Just when you were starting to root for Tom Brady and his cheating cohorts.
Not that this should surprise you, but a massive ESPN Outside The Lines investigation by Don Van Natta Jr. and Seth Wickersham reveals that, yep, the Patriots are horrible, cheating scoundrels and that Deflategate was just a way for Roger Goodell to get even after his kid-gloves handling of Spygate.
There are too many great excerpts, but here are just a few:
As the Patriots became a dynasty and Belichick became the first coach to win three Super Bowls in four years, an entire system of covert videotaping was developed and a secret library created. “It got out of control,” a former Patriots assistant coach says. Sources with knowledge of the system say an advance scout would attend the games of upcoming Patriots opponents and assemble a spreadsheet of all the signals and corresponding plays. The scout would give it to Adams, who would spend most of the week in his office with the door closed, matching the notes to the tapes filmed from the sideline. Files were created, organized by opponent and by coach. During games, Walsh later told investigators, the Patriots’ videographers were told to look like media members, to tape over their team logos or turn their sweatshirt inside out, to wear credentials that said Patriots TV or Kraft Productions. The videographers also were provided with excuses for what to tell NFL security if asked what they were doing: Tell them you’re filming the quarterbacks. Or the kickers. Or footage for a team show.
A former member of the NFL competition committee says the committee spent much of 2001-06 “discussing ways in which the Patriots cheated,” even if nothing could be proved. It reached a level of paranoia in which conspiracy theories ran wild and nothing — the notion of bugging locker rooms or of Brady having a second frequency in his helmet to help decipher the defense — was out of the realm of possibility. There were regular rumors that the Patriots had taped the Rams’ walk-through practice before Super Bowl XXXVI in February 2002, one of the greatest upsets in NFL history, a game won by the Patriots 20-17 on a last-second Adam Vinatieri field goal. The rumors and speculation reached a fever pitch in 2006. Before the season, a rule was proposed to allow radio communications to one defensive player on the field, as was already allowed for quarterbacks. If it had passed, defensive signals would have been unnecessary. But it failed. In 2007, the proposal failed once again, this time by two votes, with Belichick voting against it. (The rule change passed in 2008 after Spygate broke, with Belichick voting for it.) The allegations against the Patriots prompted NFL executive vice president of football operations Ray Anderson to send a letter to all 32 team owners, general managers and head coaches on Sept. 6, 2006, reminding them that “videotaping of any type, including but not limited to taping of an opponent’s offensive or defensive signals, is prohibited from the sidelines.”

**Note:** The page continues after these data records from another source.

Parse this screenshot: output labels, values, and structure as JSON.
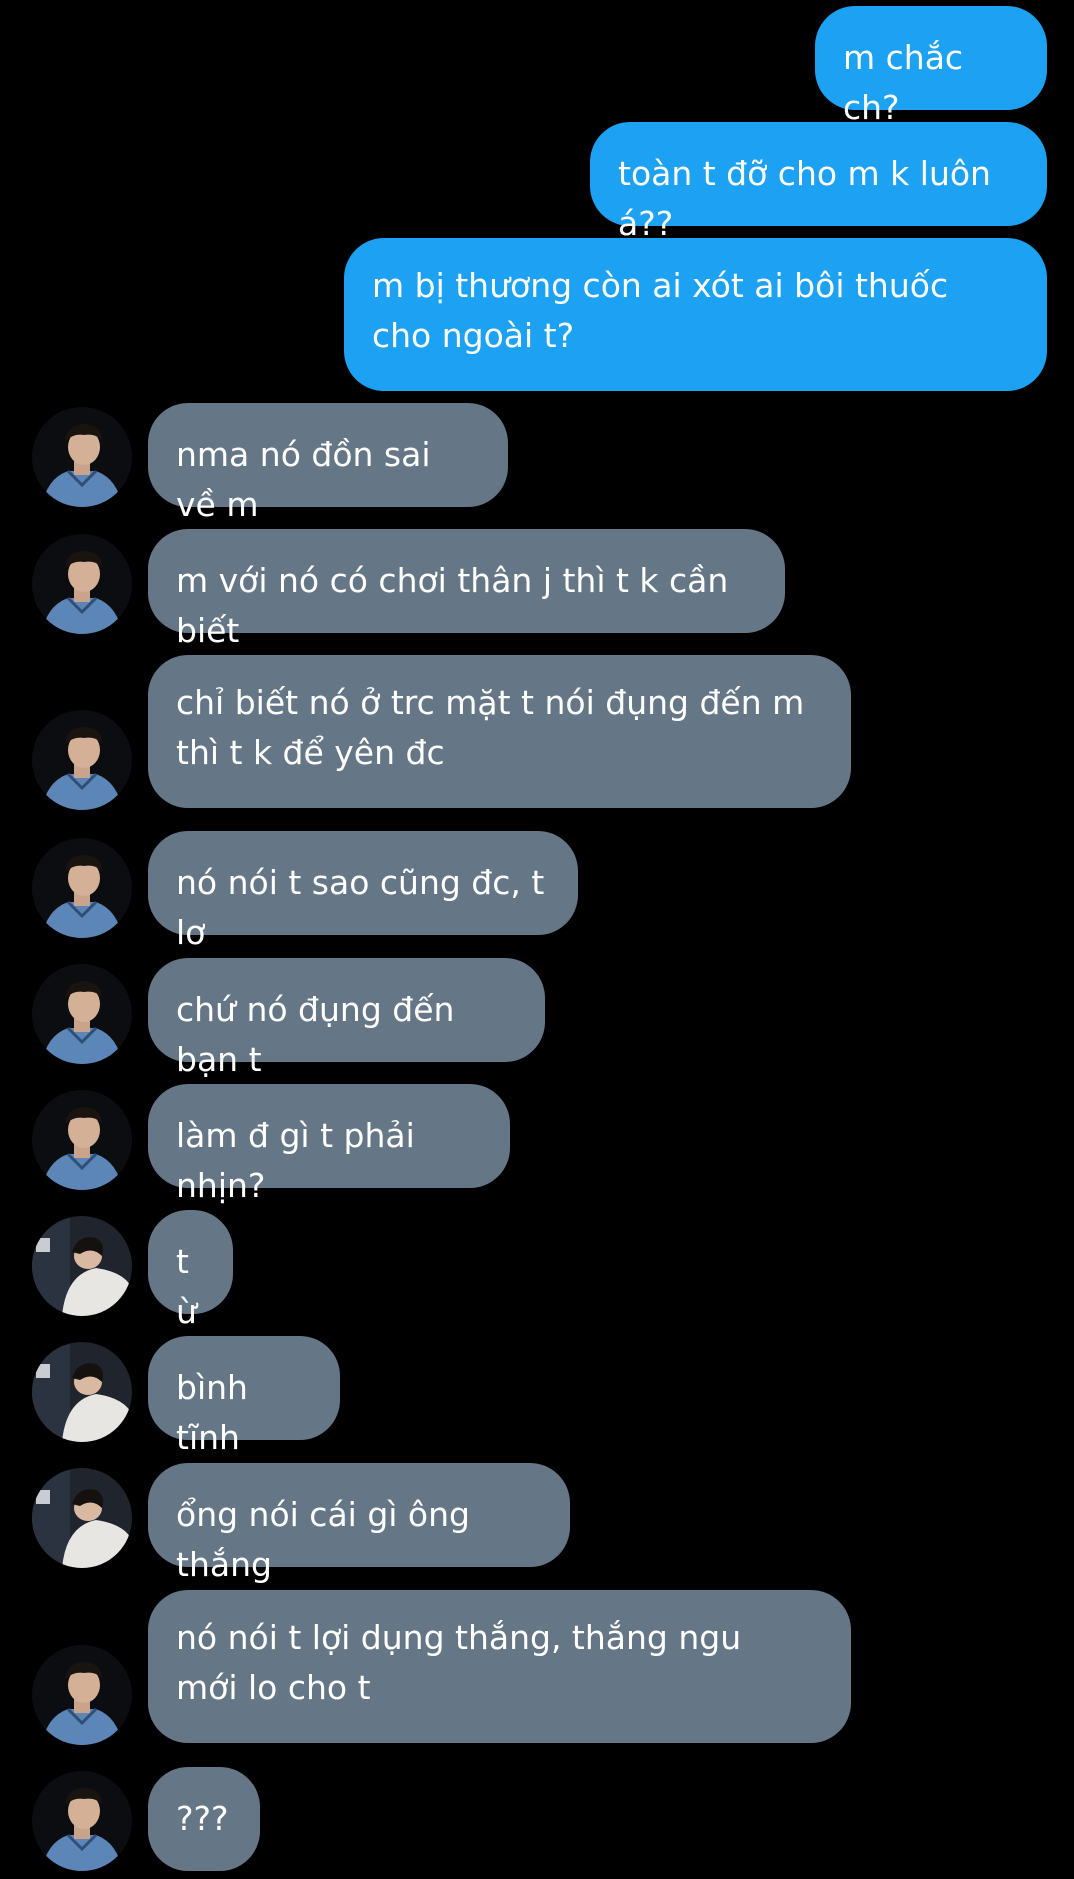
{
  "colors": {
    "background": "#000000",
    "outgoing": "#1da1f2",
    "incoming": "#657786",
    "text": "#ffffff"
  },
  "avatars": {
    "a": "avatar-blue-shirt",
    "b": "avatar-white-shirt"
  },
  "messages": [
    {
      "side": "out",
      "text": "m chắc ch?"
    },
    {
      "side": "out",
      "text": "toàn t đỡ cho m k luôn á??"
    },
    {
      "side": "out",
      "text": "m bị thương còn ai xót ai bôi thuốc cho ngoài t?"
    },
    {
      "side": "in",
      "avatar": "a",
      "text": "nma nó đồn sai về m"
    },
    {
      "side": "in",
      "avatar": "a",
      "text": "m với nó có chơi thân j thì t k cần biết"
    },
    {
      "side": "in",
      "avatar": "a",
      "text": "chỉ biết nó ở trc mặt t nói đụng đến m thì t k để yên đc"
    },
    {
      "side": "in",
      "avatar": "a",
      "text": "nó nói t sao cũng đc, t lơ"
    },
    {
      "side": "in",
      "avatar": "a",
      "text": "chứ nó đụng đến bạn t"
    },
    {
      "side": "in",
      "avatar": "a",
      "text": "làm đ gì t phải nhịn?"
    },
    {
      "side": "in",
      "avatar": "b",
      "text": "từ"
    },
    {
      "side": "in",
      "avatar": "b",
      "text": "bình tĩnh"
    },
    {
      "side": "in",
      "avatar": "b",
      "text": "ổng nói cái gì ông thắng"
    },
    {
      "side": "in",
      "avatar": "a",
      "text": "nó nói t lợi dụng thắng, thắng ngu mới lo cho t"
    },
    {
      "side": "in",
      "avatar": "a",
      "text": "???"
    }
  ]
}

But the Patriots kept doing it. In November 2006, Green Bay Packers security officials caught Matt Estrella shooting unauthorized footage at Lambeau Field. When asked what he was doing, according to notes from the Senate investigation of Spygate that had not previously been disclosed, Estrella said he was with Kraft Productions and was taping panoramic shots of the stadium. He was removed by Packers security. That same year, according to former Colts GM Bill Polian, who served for years on the competition committee and is now an analyst for ESPN, several teams complained that the Patriots had videotaped signals of their coaches. And so the Patriots — and the rest of the NFL — were warned again, in writing, before the 2007 season, sources say.
Goodell assured Specter that “most teams do not believe there is an advantage” from the taping, a comment contradicted by the outraged public and private remarks of many players and coaches, then and now. “Even if Belichick figured out the signals,” Goodell insisted, “there is not sufficient time to call in the play.”
The senator seethed that Goodell seemed completely uninterested in whether a single game had been compromised. He asked Goodell whether the spying might have tipped the Patriots’ Super Bowl win against the senator’s favorite team, the Eagles. Goodell said that he had spoken with Eagles owner Jeffrey Lurie and then-head coach Andy Reid and that “both said the outcome of the [February] 2005 Super Bowl was legitimate,” an assertion contradicted by the private feelings of many senior members of the team.
When Spygate broke, some of the Eagles now believed they had an answer for a question that had vexed them since they lost to the Patriots 24-21 in Super Bowl XXXIX: How did New England seem completely prepared for the rarely used dime defense the Eagles deployed in the second quarter, scoring touchdowns on three of four drives? The Eagles suspected that either practices were filmed or a playbook was stolen. “To this day, some believe that we were robbed by the Patriots not playing by the rules … and knowing our game plan,” a former Eagles football operations staffer says.
A lot of this is rehashing much of what had already been reported. But, lots o’ new stuff, too. Great, impressive report from ESPN, which dropped this dandy on the best work day of the year!